The Food and Drug Administration and the Centers for Disease Control and Prevention advised American consumers to throw away and avoid eating romaine lettuce after it was linked to an E. Coli outbreak that began in October.
Credit: Justin Sullivan
Credit: Justin Sullivan
‘Do more work’
Health officials acknowledge the sweeping recall that removed all romaine from stores and restaurants was a drastic step, but it seemed to work at containing what was starting to look like a runaway outbreak.
“We believe the market withdrawals were very effective from preventing additional cases,” Dr. Stephen Ostroff, a senior FDA adviser, said. “It’s premature to say it’s over, but it’s probably safe to say the (contaminated) product is off the market.”
Even now, the entire outbreak hasn’t been completely tied to the California farm’s romaine, Ostroff said.

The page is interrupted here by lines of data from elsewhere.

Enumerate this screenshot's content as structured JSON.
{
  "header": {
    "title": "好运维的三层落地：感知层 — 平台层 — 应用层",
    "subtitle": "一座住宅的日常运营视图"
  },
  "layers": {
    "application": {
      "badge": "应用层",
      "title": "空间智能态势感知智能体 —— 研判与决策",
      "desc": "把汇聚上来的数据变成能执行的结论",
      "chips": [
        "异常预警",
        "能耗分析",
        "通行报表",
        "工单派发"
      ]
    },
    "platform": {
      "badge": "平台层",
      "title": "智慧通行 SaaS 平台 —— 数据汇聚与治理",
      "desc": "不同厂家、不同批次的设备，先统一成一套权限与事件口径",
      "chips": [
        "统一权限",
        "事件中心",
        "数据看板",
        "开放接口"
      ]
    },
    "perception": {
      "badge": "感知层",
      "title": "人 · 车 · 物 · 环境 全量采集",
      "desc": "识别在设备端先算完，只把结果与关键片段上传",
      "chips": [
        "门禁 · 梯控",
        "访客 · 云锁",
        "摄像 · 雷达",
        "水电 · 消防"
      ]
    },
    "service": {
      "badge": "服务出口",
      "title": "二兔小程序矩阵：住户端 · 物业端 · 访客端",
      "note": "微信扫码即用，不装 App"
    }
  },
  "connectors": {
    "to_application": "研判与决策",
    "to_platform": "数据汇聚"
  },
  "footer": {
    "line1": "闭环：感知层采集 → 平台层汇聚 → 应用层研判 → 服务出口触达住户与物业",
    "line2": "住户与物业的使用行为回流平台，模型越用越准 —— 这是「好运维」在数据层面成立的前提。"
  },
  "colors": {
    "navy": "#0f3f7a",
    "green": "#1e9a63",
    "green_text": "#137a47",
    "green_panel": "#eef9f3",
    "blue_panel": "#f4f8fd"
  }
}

Investigators were still visiting processing plants and cooling facilities in recent weeks to determine whether machinery that touched the contaminated romaine lettuce also touched other types of greens or whether the E. coli strain came from yet a different source.
“It’s pretty rare that these people ate romaine just one time before they got ill,” said Ostroff. “They may have had many meals with romaine. We’re going to have to do more work.”
How long that will take is unclear. For now, that’s about the only guidance that’s certain for consumers looking to eat a salad after over-indulging on treats during the holiday season.
Latest advice on eating romaine lettuce:
CDC advises that U.S. consumers not eat and retailers and restaurants not serve or sell any romaine lettuce harvested from certain counties in the Central Coastal growing regions of northern and central California.
Some romaine lettuce products are now labeled with a harvest location by region. Consumers, restaurants, and retailers should check bags or boxes of romaine lettuce for a label indicating where the lettuce was harvested.
Do not buy, serve, sell, or eat romaine lettuce from the following California counties: Monterey, San Benito, and Santa Barbara.
If the romaine lettuce is not labeled with a harvest-growing region and county, do not buy, serve, sell, or eat it.